┌─ Source information

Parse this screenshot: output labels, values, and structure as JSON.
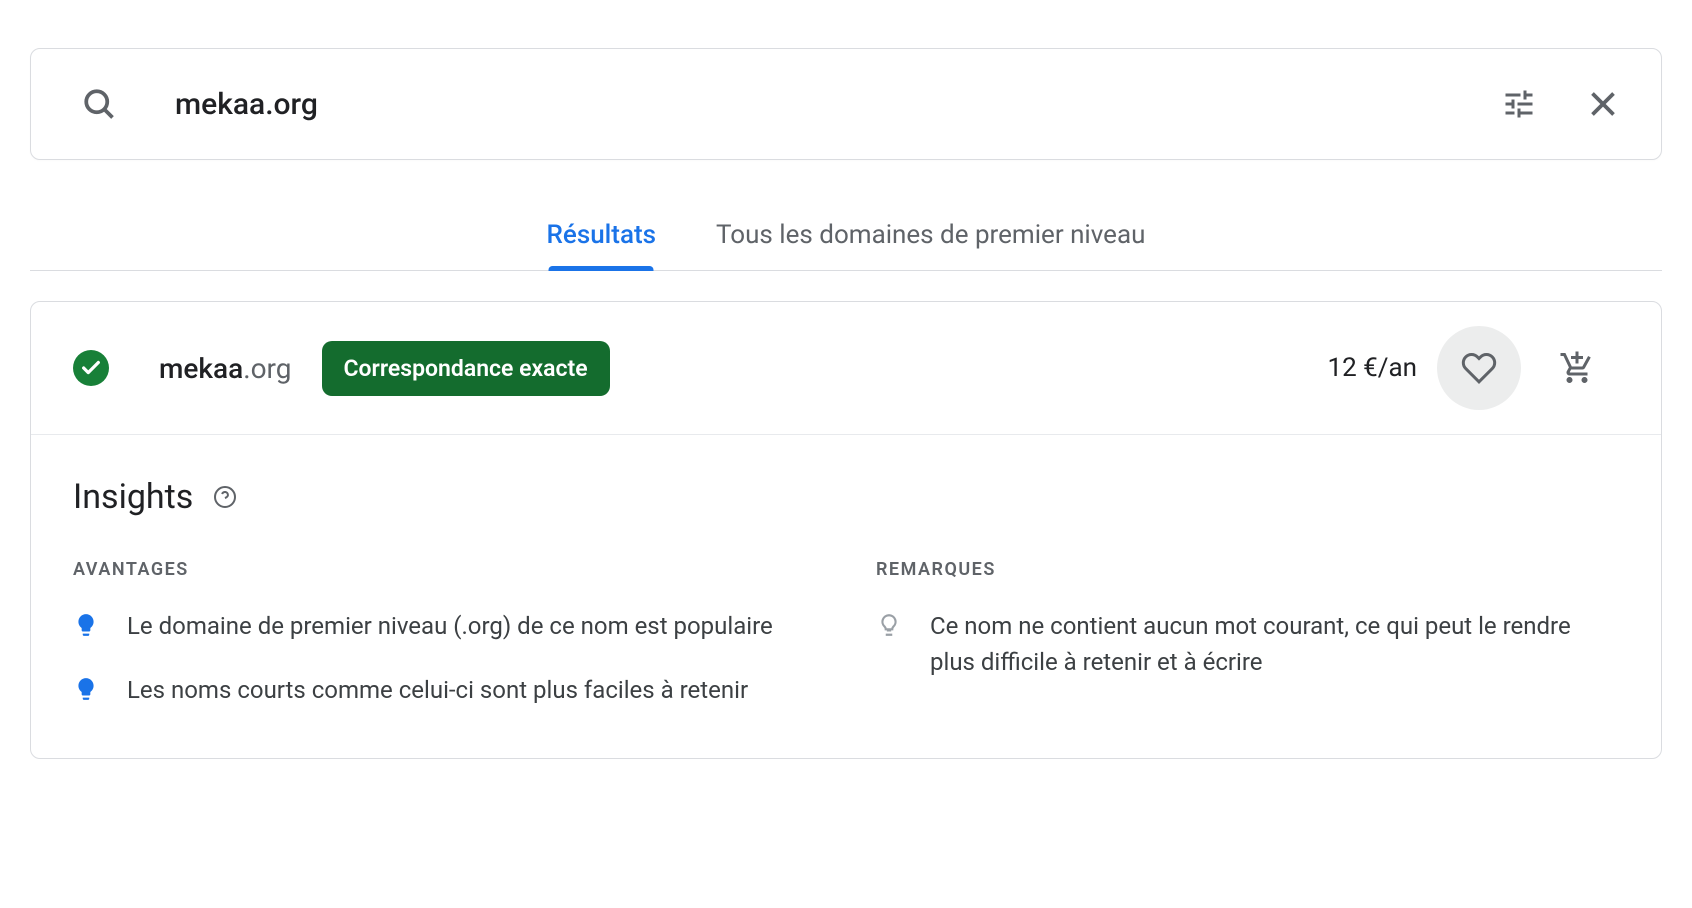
{
  "search": {
    "value": "mekaa.org"
  },
  "tabs": {
    "results": "Résultats",
    "all_tlds": "Tous les domaines de premier niveau"
  },
  "result": {
    "domain_sld": "mekaa",
    "domain_tld": ".org",
    "badge": "Correspondance exacte",
    "price": "12 €/an"
  },
  "insights": {
    "title": "Insights",
    "advantages_heading": "AVANTAGES",
    "remarks_heading": "REMARQUES",
    "advantages": [
      "Le domaine de premier niveau (.org) de ce nom est populaire",
      "Les noms courts comme celui-ci sont plus faciles à retenir"
    ],
    "remarks": [
      "Ce nom ne contient aucun mot courant, ce qui peut le rendre plus difficile à retenir et à écrire"
    ]
  }
}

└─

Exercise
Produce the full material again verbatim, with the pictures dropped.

Result below
Parse this screenshot: output labels, values, and structure as JSON.
{
  "search": {
    "value": "mekaa.org"
  },
  "tabs": {
    "results": "Résultats",
    "all_tlds": "Tous les domaines de premier niveau"
  },
  "result": {
    "domain_sld": "mekaa",
    "domain_tld": ".org",
    "badge": "Correspondance exacte",
    "price": "12 €/an"
  },
  "insights": {
    "title": "Insights",
    "advantages_heading": "AVANTAGES",
    "remarks_heading": "REMARQUES",
    "advantages": [
      "Le domaine de premier niveau (.org) de ce nom est populaire",
      "Les noms courts comme celui-ci sont plus faciles à retenir"
    ],
    "remarks": [
      "Ce nom ne contient aucun mot courant, ce qui peut le rendre plus difficile à retenir et à écrire"
    ]
  }
}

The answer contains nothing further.